*Records to use*.

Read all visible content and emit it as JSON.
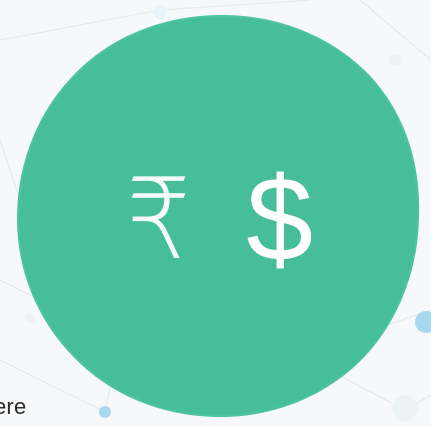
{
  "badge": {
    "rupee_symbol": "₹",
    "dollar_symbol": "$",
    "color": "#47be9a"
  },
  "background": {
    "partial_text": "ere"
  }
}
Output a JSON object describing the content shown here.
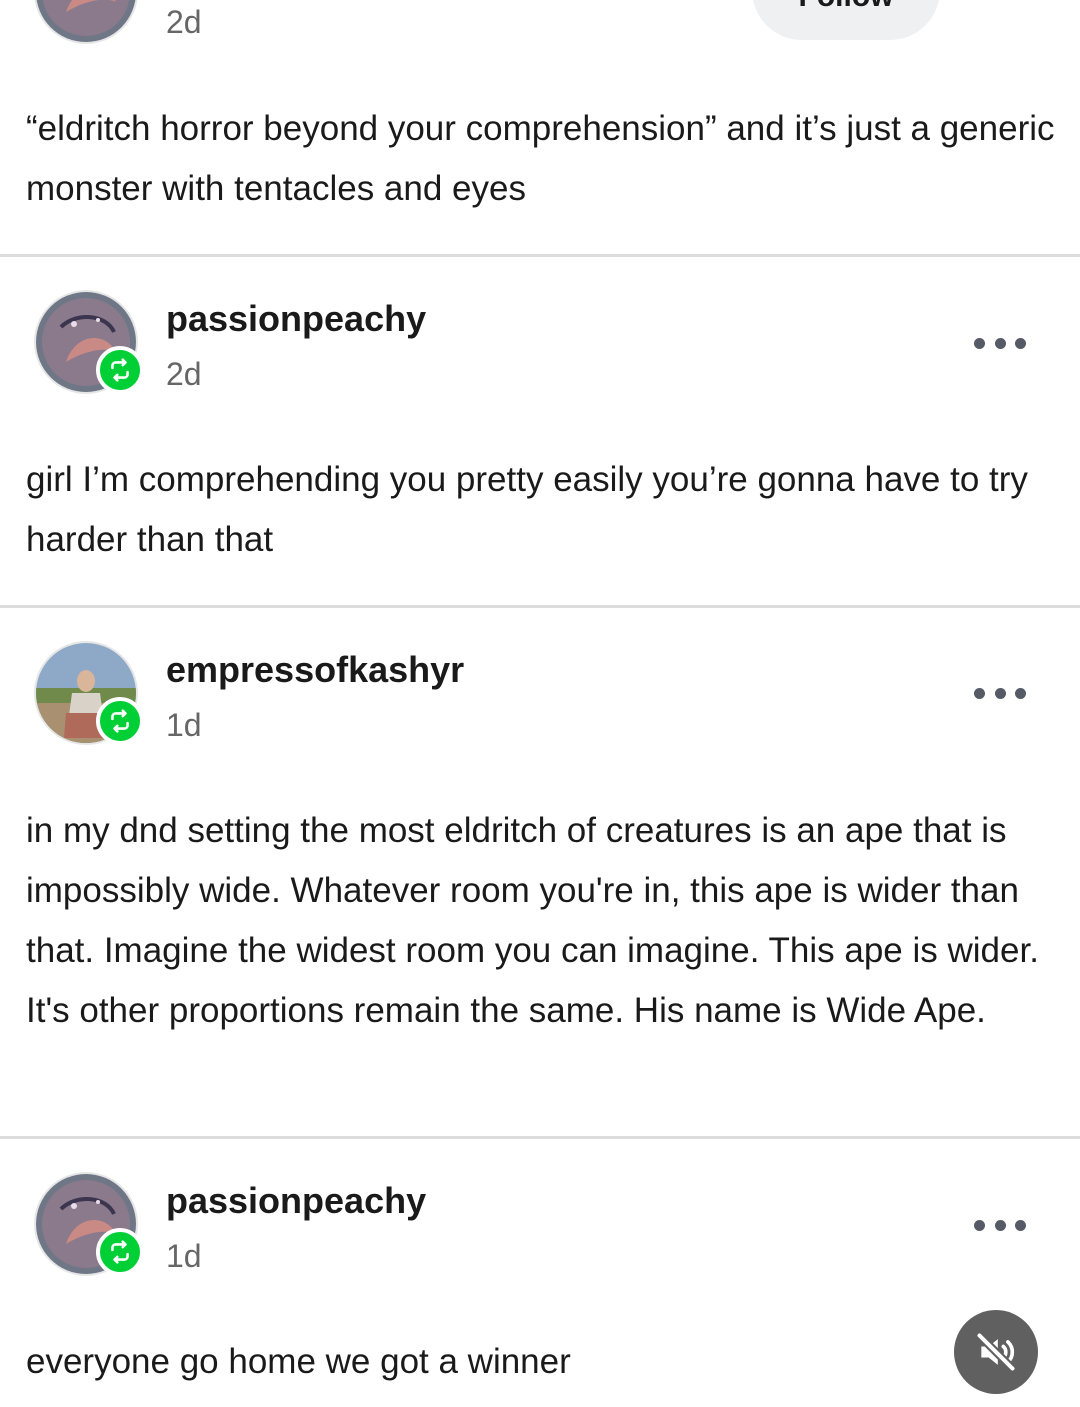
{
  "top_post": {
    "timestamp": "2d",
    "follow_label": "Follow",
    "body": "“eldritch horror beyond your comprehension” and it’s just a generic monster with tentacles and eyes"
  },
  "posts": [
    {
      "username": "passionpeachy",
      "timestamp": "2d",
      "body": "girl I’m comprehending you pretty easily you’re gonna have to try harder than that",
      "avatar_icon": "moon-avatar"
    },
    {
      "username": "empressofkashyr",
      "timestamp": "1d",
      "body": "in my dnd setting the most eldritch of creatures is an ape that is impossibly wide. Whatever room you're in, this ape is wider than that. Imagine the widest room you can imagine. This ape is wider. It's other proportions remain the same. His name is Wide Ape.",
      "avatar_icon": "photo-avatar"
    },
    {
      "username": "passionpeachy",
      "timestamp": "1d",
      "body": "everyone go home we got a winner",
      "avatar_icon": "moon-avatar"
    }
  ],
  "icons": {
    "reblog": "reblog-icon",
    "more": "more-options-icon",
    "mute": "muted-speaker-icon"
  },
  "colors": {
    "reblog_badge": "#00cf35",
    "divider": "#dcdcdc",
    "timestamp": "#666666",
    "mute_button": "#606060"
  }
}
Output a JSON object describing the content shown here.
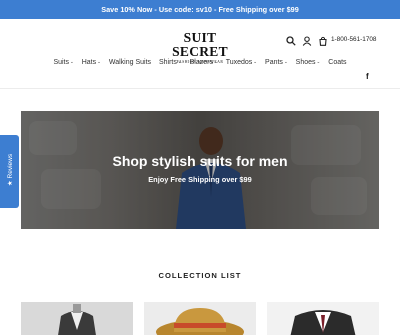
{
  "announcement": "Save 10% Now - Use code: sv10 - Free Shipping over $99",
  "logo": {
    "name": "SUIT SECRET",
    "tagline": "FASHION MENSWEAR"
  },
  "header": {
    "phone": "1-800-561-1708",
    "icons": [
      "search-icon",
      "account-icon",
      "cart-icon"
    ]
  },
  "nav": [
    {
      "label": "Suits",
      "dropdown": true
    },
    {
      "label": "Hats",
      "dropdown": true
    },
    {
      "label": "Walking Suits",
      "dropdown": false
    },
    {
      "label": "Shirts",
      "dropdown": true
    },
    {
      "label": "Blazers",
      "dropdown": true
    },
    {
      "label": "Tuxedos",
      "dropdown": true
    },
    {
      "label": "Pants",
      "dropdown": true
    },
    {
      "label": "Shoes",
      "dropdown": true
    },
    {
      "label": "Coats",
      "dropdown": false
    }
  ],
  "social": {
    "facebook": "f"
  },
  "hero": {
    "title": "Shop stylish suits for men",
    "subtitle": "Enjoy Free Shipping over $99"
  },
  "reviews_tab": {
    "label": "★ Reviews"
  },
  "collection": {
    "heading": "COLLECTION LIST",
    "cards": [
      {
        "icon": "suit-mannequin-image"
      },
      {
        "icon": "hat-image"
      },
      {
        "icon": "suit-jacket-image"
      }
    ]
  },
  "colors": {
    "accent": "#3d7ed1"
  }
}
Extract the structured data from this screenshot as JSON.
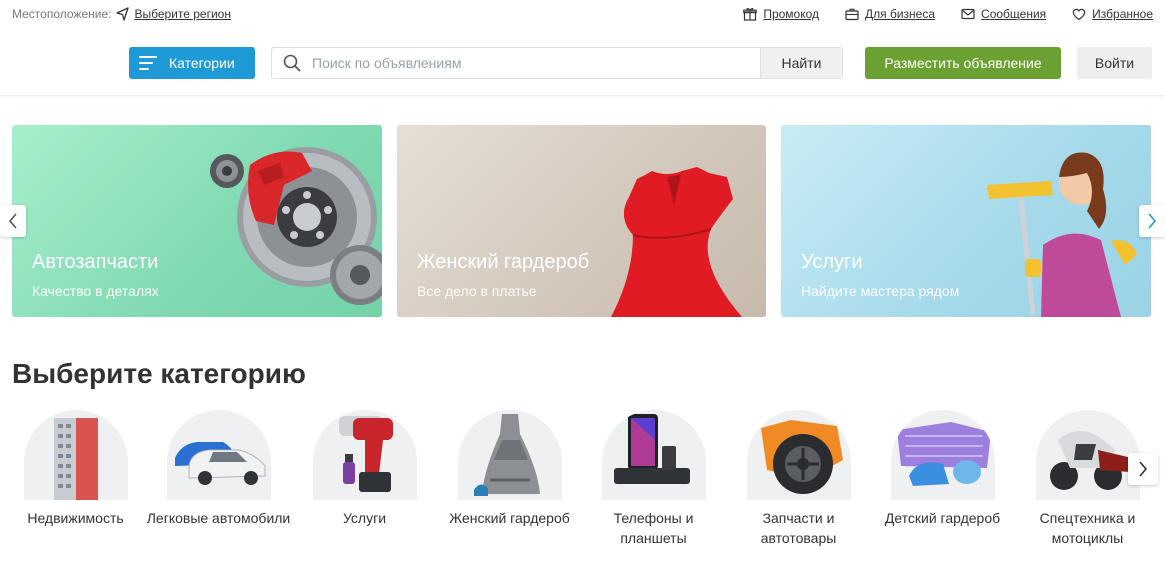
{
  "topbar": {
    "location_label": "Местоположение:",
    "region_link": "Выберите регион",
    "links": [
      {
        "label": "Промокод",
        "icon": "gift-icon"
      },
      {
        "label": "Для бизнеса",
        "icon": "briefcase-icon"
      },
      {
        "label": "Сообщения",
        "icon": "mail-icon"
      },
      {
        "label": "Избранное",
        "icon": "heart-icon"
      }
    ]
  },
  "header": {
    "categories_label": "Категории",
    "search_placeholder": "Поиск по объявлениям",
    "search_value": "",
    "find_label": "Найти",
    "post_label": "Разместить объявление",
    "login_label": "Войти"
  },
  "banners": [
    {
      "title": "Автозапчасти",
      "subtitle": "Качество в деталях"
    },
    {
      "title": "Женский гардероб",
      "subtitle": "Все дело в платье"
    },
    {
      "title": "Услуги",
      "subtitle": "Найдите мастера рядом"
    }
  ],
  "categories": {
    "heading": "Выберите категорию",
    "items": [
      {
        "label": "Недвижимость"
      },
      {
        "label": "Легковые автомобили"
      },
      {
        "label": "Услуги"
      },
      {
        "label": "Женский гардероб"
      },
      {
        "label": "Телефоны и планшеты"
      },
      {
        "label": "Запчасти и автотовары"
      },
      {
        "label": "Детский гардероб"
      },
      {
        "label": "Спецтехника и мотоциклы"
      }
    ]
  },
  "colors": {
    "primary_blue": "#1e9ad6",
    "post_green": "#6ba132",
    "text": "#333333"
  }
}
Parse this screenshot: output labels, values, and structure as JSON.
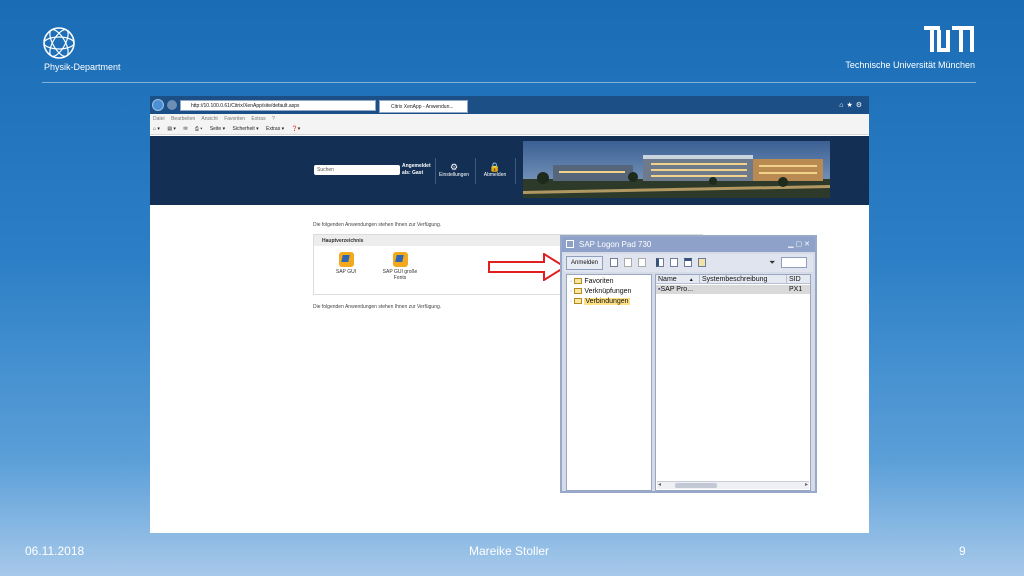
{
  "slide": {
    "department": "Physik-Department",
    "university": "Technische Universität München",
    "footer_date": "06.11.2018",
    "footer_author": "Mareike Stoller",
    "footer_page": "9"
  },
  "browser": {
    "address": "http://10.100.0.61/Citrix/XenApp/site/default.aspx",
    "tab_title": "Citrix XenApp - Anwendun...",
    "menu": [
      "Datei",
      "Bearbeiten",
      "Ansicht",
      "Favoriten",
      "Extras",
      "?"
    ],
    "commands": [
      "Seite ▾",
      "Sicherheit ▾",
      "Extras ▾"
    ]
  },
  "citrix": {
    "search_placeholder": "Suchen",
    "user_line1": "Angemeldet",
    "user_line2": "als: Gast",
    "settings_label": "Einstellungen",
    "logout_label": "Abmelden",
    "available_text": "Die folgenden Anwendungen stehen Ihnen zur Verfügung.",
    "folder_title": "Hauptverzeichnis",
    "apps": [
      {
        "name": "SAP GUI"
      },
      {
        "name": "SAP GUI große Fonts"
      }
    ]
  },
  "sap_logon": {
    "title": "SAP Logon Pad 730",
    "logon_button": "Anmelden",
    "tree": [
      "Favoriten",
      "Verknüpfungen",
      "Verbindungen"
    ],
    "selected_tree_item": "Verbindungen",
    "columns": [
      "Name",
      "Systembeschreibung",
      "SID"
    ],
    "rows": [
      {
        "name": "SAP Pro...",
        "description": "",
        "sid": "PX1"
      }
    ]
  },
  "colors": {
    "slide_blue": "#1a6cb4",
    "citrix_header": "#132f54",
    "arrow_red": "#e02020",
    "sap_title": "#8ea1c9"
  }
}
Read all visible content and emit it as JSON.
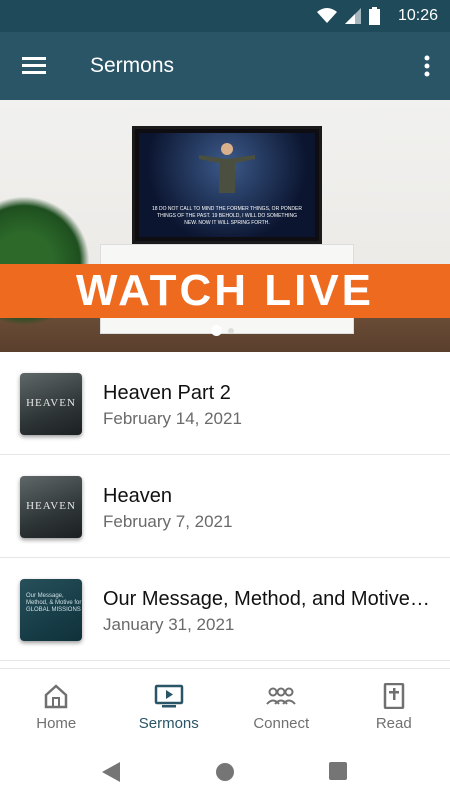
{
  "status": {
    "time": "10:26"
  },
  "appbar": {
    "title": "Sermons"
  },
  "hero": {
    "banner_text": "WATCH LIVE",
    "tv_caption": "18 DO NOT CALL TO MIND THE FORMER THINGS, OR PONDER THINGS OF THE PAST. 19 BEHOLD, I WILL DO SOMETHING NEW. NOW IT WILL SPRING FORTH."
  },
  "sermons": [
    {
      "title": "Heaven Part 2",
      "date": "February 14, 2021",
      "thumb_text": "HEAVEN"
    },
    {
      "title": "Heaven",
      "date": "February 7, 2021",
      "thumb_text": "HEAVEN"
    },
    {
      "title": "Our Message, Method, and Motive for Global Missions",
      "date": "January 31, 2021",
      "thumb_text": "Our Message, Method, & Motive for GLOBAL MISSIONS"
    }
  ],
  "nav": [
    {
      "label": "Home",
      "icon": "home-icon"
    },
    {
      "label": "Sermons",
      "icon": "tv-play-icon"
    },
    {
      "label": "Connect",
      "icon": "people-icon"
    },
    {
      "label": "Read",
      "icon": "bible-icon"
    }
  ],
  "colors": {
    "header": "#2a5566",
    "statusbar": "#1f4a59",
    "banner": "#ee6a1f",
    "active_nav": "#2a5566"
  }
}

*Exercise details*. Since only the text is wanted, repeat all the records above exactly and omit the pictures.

*Answer to the exercise*.
Read all visible content and emit it as JSON.
{
  "badge": {
    "rupee_symbol": "₹",
    "dollar_symbol": "$",
    "color": "#47be9a"
  },
  "background": {
    "partial_text": "ere"
  }
}
Output a JSON object describing the content shown here.
{
  "top_post": {
    "timestamp": "2d",
    "follow_label": "Follow",
    "body": "“eldritch horror beyond your comprehension” and it’s just a generic monster with tentacles and eyes"
  },
  "posts": [
    {
      "username": "passionpeachy",
      "timestamp": "2d",
      "body": "girl I’m comprehending you pretty easily you’re gonna have to try harder than that",
      "avatar_icon": "moon-avatar"
    },
    {
      "username": "empressofkashyr",
      "timestamp": "1d",
      "body": "in my dnd setting the most eldritch of creatures is an ape that is impossibly wide. Whatever room you're in, this ape is wider than that. Imagine the widest room you can imagine. This ape is wider. It's other proportions remain the same. His name is Wide Ape.",
      "avatar_icon": "photo-avatar"
    },
    {
      "username": "passionpeachy",
      "timestamp": "1d",
      "body": "everyone go home we got a winner",
      "avatar_icon": "moon-avatar"
    }
  ],
  "icons": {
    "reblog": "reblog-icon",
    "more": "more-options-icon",
    "mute": "muted-speaker-icon"
  },
  "colors": {
    "reblog_badge": "#00cf35",
    "divider": "#dcdcdc",
    "timestamp": "#666666",
    "mute_button": "#606060"
  }
}
Output a JSON object describing the content shown here.
{
  "announcement": "Save 10% Now - Use code: sv10 - Free Shipping over $99",
  "logo": {
    "name": "SUIT SECRET",
    "tagline": "FASHION MENSWEAR"
  },
  "header": {
    "phone": "1-800-561-1708",
    "icons": [
      "search-icon",
      "account-icon",
      "cart-icon"
    ]
  },
  "nav": [
    {
      "label": "Suits",
      "dropdown": true
    },
    {
      "label": "Hats",
      "dropdown": true
    },
    {
      "label": "Walking Suits",
      "dropdown": false
    },
    {
      "label": "Shirts",
      "dropdown": true
    },
    {
      "label": "Blazers",
      "dropdown": true
    },
    {
      "label": "Tuxedos",
      "dropdown": true
    },
    {
      "label": "Pants",
      "dropdown": true
    },
    {
      "label": "Shoes",
      "dropdown": true
    },
    {
      "label": "Coats",
      "dropdown": false
    }
  ],
  "social": {
    "facebook": "f"
  },
  "hero": {
    "title": "Shop stylish suits for men",
    "subtitle": "Enjoy Free Shipping over $99"
  },
  "reviews_tab": {
    "label": "★ Reviews"
  },
  "collection": {
    "heading": "COLLECTION LIST",
    "cards": [
      {
        "icon": "suit-mannequin-image"
      },
      {
        "icon": "hat-image"
      },
      {
        "icon": "suit-jacket-image"
      }
    ]
  },
  "colors": {
    "accent": "#3d7ed1"
  }
}
Extract the structured data from this screenshot as JSON.
{
  "topbar": {
    "location_label": "Местоположение:",
    "region_link": "Выберите регион",
    "links": [
      {
        "label": "Промокод",
        "icon": "gift-icon"
      },
      {
        "label": "Для бизнеса",
        "icon": "briefcase-icon"
      },
      {
        "label": "Сообщения",
        "icon": "mail-icon"
      },
      {
        "label": "Избранное",
        "icon": "heart-icon"
      }
    ]
  },
  "header": {
    "categories_label": "Категории",
    "search_placeholder": "Поиск по объявлениям",
    "search_value": "",
    "find_label": "Найти",
    "post_label": "Разместить объявление",
    "login_label": "Войти"
  },
  "banners": [
    {
      "title": "Автозапчасти",
      "subtitle": "Качество в деталях"
    },
    {
      "title": "Женский гардероб",
      "subtitle": "Все дело в платье"
    },
    {
      "title": "Услуги",
      "subtitle": "Найдите мастера рядом"
    }
  ],
  "categories": {
    "heading": "Выберите категорию",
    "items": [
      {
        "label": "Недвижимость"
      },
      {
        "label": "Легковые автомобили"
      },
      {
        "label": "Услуги"
      },
      {
        "label": "Женский гардероб"
      },
      {
        "label": "Телефоны и планшеты"
      },
      {
        "label": "Запчасти и автотовары"
      },
      {
        "label": "Детский гардероб"
      },
      {
        "label": "Спецтехника и мотоциклы"
      }
    ]
  },
  "colors": {
    "primary_blue": "#1e9ad6",
    "post_green": "#6ba132",
    "text": "#333333"
  }
}
Parse this screenshot: output labels, values, and structure as JSON.
{
  "slide": {
    "department": "Physik-Department",
    "university": "Technische Universität München",
    "footer_date": "06.11.2018",
    "footer_author": "Mareike Stoller",
    "footer_page": "9"
  },
  "browser": {
    "address": "http://10.100.0.61/Citrix/XenApp/site/default.aspx",
    "tab_title": "Citrix XenApp - Anwendun...",
    "menu": [
      "Datei",
      "Bearbeiten",
      "Ansicht",
      "Favoriten",
      "Extras",
      "?"
    ],
    "commands": [
      "Seite ▾",
      "Sicherheit ▾",
      "Extras ▾"
    ]
  },
  "citrix": {
    "search_placeholder": "Suchen",
    "user_line1": "Angemeldet",
    "user_line2": "als: Gast",
    "settings_label": "Einstellungen",
    "logout_label": "Abmelden",
    "available_text": "Die folgenden Anwendungen stehen Ihnen zur Verfügung.",
    "folder_title": "Hauptverzeichnis",
    "apps": [
      {
        "name": "SAP GUI"
      },
      {
        "name": "SAP GUI große Fonts"
      }
    ]
  },
  "sap_logon": {
    "title": "SAP Logon Pad 730",
    "logon_button": "Anmelden",
    "tree": [
      "Favoriten",
      "Verknüpfungen",
      "Verbindungen"
    ],
    "selected_tree_item": "Verbindungen",
    "columns": [
      "Name",
      "Systembeschreibung",
      "SID"
    ],
    "rows": [
      {
        "name": "SAP Pro...",
        "description": "",
        "sid": "PX1"
      }
    ]
  },
  "colors": {
    "slide_blue": "#1a6cb4",
    "citrix_header": "#132f54",
    "arrow_red": "#e02020",
    "sap_title": "#8ea1c9"
  }
}
Read all visible content and emit it as JSON.
{
  "status": {
    "time": "10:26"
  },
  "appbar": {
    "title": "Sermons"
  },
  "hero": {
    "banner_text": "WATCH LIVE",
    "tv_caption": "18 DO NOT CALL TO MIND THE FORMER THINGS, OR PONDER THINGS OF THE PAST. 19 BEHOLD, I WILL DO SOMETHING NEW. NOW IT WILL SPRING FORTH."
  },
  "sermons": [
    {
      "title": "Heaven Part 2",
      "date": "February 14, 2021",
      "thumb_text": "HEAVEN"
    },
    {
      "title": "Heaven",
      "date": "February 7, 2021",
      "thumb_text": "HEAVEN"
    },
    {
      "title": "Our Message, Method, and Motive for Global Missions",
      "date": "January 31, 2021",
      "thumb_text": "Our Message, Method, & Motive for GLOBAL MISSIONS"
    }
  ],
  "nav": [
    {
      "label": "Home",
      "icon": "home-icon"
    },
    {
      "label": "Sermons",
      "icon": "tv-play-icon"
    },
    {
      "label": "Connect",
      "icon": "people-icon"
    },
    {
      "label": "Read",
      "icon": "bible-icon"
    }
  ],
  "colors": {
    "header": "#2a5566",
    "statusbar": "#1f4a59",
    "banner": "#ee6a1f",
    "active_nav": "#2a5566"
  }
}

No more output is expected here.